* Instructions to follow
Repeat each record exactly, skipping the pictures.

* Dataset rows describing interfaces
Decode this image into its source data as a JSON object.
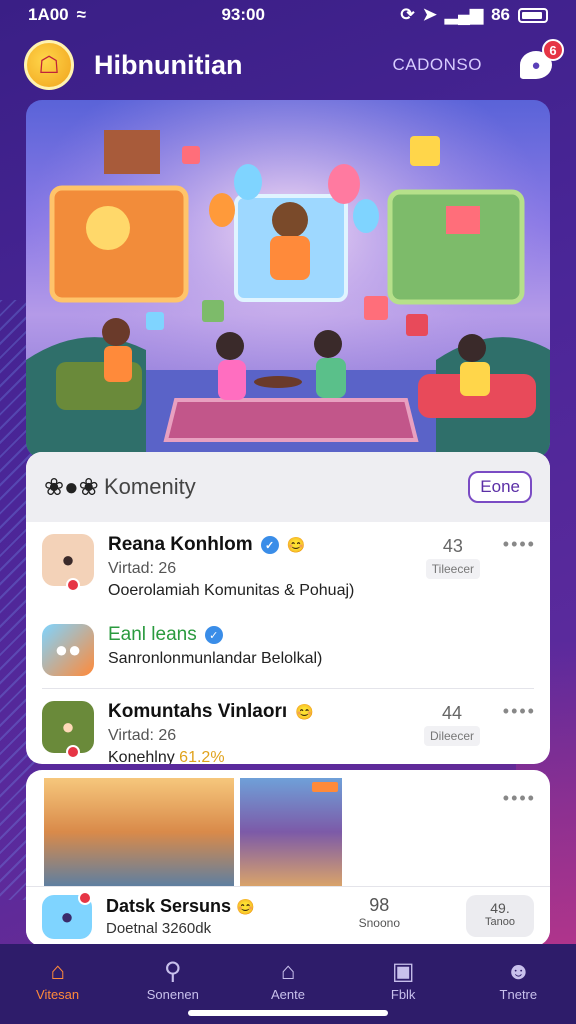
{
  "status_bar": {
    "carrier": "1A00",
    "time": "93:00",
    "signal_text": "86"
  },
  "header": {
    "title": "Hibnunitian",
    "action_label": "CADONSO",
    "notifications": "6"
  },
  "community": {
    "title": "Komenity",
    "done_label": "Eone",
    "rows": [
      {
        "name": "Reana Konhlom",
        "sub": "Virtad: 26",
        "desc": "Ooerolamiah Komunitas & Pohuaj)",
        "stat": "43",
        "stat_label": "Tileecer"
      },
      {
        "name": "Eanl leans",
        "sub": "",
        "desc": "Sanronlonmunlandar Belolkal)",
        "stat": "",
        "stat_label": ""
      },
      {
        "name": "Komuntahs Vinlaorı",
        "sub": "Virtad: 26",
        "desc": "Konehlny",
        "highlight": "61.2%",
        "stat": "44",
        "stat_label": "Dileecer"
      }
    ]
  },
  "gallery": {
    "name": "Datsk Sersuns",
    "sub": "Doetnal 3260dk",
    "stat": "98",
    "stat_label": "Snoono",
    "button_top": "49.",
    "button_label": "Tanoo"
  },
  "nav": [
    {
      "label": "Vitesan",
      "icon": "home-icon",
      "active": true
    },
    {
      "label": "Sonenen",
      "icon": "search-icon",
      "active": false
    },
    {
      "label": "Aente",
      "icon": "house-icon",
      "active": false
    },
    {
      "label": "Fblk",
      "icon": "briefcase-icon",
      "active": false
    },
    {
      "label": "Tnetre",
      "icon": "profile-icon",
      "active": false
    }
  ],
  "colors": {
    "accent": "#ff8a3a",
    "brand": "#4b2698",
    "verified": "#3a8de8"
  }
}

* Response area
Decode this image into its source data as a JSON object.
{
  "status_bar": {
    "carrier": "1A00",
    "time": "93:00",
    "signal_text": "86"
  },
  "header": {
    "title": "Hibnunitian",
    "action_label": "CADONSO",
    "notifications": "6"
  },
  "community": {
    "title": "Komenity",
    "done_label": "Eone",
    "rows": [
      {
        "name": "Reana Konhlom",
        "sub": "Virtad: 26",
        "desc": "Ooerolamiah Komunitas & Pohuaj)",
        "stat": "43",
        "stat_label": "Tileecer"
      },
      {
        "name": "Eanl leans",
        "sub": "",
        "desc": "Sanronlonmunlandar Belolkal)",
        "stat": "",
        "stat_label": ""
      },
      {
        "name": "Komuntahs Vinlaorı",
        "sub": "Virtad: 26",
        "desc": "Konehlny",
        "highlight": "61.2%",
        "stat": "44",
        "stat_label": "Dileecer"
      }
    ]
  },
  "gallery": {
    "name": "Datsk Sersuns",
    "sub": "Doetnal 3260dk",
    "stat": "98",
    "stat_label": "Snoono",
    "button_top": "49.",
    "button_label": "Tanoo"
  },
  "nav": [
    {
      "label": "Vitesan",
      "icon": "home-icon",
      "active": true
    },
    {
      "label": "Sonenen",
      "icon": "search-icon",
      "active": false
    },
    {
      "label": "Aente",
      "icon": "house-icon",
      "active": false
    },
    {
      "label": "Fblk",
      "icon": "briefcase-icon",
      "active": false
    },
    {
      "label": "Tnetre",
      "icon": "profile-icon",
      "active": false
    }
  ],
  "colors": {
    "accent": "#ff8a3a",
    "brand": "#4b2698",
    "verified": "#3a8de8"
  }
}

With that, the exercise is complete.